Here in Mallorca we find ten different kinds of seagulls of the Laridae family, at least we do in the Parc Natural de s’Albufera de Mallorca, in the north of the island. The gull species found there are the Larus melanocephalus, the Larus minutus, the Larus ridibundus, the Larus genei, the Larus audouinii, the Larus canus, the Larus fuscus, the Larus michahellis, the Larus argentatus, and the Larus marinus.

The gull in my photo may be of the Larus audouinii species (Audouin’s Gull), but more likely it is a Larus canus (Common Gull). I don’t quite think it is a Larus michahellis (Yellow-legged Gull), but I am not really sure. Help me, should you happen to know.

My brief encounter with this seagull was at the beach in Cala Pí de la Posada; the waters are those in the Badia de Pollença; the mountains in the distance are those on the Península de la Victòria.

The photo was taken on the Península de Formentor, Mallorca, Baleares, Spain. The date: February 14th, 2009. The time was 15:33:56.

Jonathan Livingston Seagull

Sa Rua Carnival Time


The mad season in Mallorca is in full swing. It’s carnival time.

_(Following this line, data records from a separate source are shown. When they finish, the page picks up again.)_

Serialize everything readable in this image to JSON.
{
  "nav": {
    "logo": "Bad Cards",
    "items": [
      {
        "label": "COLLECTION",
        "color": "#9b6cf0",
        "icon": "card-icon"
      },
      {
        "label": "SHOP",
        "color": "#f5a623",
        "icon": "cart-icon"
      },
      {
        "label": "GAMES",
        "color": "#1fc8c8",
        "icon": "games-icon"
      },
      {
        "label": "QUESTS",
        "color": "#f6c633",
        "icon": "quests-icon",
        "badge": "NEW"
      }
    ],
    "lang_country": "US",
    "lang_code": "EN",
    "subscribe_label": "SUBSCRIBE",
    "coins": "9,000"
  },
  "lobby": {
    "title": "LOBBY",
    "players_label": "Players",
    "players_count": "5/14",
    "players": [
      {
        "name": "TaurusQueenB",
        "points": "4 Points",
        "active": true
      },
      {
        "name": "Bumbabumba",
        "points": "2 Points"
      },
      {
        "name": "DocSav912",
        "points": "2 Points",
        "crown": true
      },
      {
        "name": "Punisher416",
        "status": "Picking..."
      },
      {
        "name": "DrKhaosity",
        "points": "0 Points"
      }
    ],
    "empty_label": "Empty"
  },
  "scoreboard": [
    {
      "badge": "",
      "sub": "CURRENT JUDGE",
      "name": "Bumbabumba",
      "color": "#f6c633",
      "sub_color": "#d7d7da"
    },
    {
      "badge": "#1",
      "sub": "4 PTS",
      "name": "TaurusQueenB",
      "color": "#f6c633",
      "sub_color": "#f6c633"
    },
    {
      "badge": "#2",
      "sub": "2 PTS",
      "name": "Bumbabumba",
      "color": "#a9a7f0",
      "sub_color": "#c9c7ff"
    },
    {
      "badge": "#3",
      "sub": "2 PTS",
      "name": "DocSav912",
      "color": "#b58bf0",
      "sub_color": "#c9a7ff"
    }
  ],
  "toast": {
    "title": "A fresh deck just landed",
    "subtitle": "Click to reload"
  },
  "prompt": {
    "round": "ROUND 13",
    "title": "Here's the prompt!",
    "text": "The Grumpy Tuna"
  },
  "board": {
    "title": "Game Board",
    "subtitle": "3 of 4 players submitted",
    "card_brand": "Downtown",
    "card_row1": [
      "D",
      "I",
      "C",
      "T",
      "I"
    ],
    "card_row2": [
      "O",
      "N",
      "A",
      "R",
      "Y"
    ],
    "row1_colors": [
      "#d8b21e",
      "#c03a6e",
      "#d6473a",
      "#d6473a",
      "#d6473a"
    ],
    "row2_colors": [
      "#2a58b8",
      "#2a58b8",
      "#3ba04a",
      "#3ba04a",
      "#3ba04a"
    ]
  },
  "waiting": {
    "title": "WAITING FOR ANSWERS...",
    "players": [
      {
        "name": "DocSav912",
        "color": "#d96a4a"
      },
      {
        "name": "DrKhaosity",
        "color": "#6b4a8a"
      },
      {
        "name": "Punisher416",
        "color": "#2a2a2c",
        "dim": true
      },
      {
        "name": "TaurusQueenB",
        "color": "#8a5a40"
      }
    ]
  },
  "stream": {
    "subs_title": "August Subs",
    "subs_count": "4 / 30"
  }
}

Last Thursday was called Dijous Llarder, meaning the first day of carnival. Sa Rueta is celebrated then in most pueblos of Mallorca, the children’s carnival parades. Palma had their Rueta yesterday. Today, Palma celebrates its Sa Rua carnival parade for grown ups, starting in La Rambla dels Ducs de Palma at 17h00, to continue down Carrer de la Riera, Carrer Unió, Plaça Joan Carles I, and finally Avinguda Jaume III. Don’t expect Samba music nor nudity like one would in Brazil, but instead, you can look forward to some colourful displays of joyous splendour.


Before Quaresma (Lent) starts on Wednesday (Ash Wednesday), Mallorcan tradition has it that Sa Sardina will be buried. Why not participate in the solemn celebrations in Manacor on Tuesday, February 24th at 20h15. After the funeral, you’ll be invited for some grilled sardines with bread and vino tinto, in Manacor’s Plaça sa Torre.


The photo (top) was taken in Felanitx, Mallorca, Baleares, Spain. The date: February 21st, 2009. The time was 17:14:51. The photo (bottom) was taken in Manacor, Mallorca, Baleares, Spain. The date: February 21st, 2009. The time was 15:26:34. The poster for Sa Rua was designed by José González Zoyo, who won the design competition. ¡Felicitats!

Sa Rua Carnival Time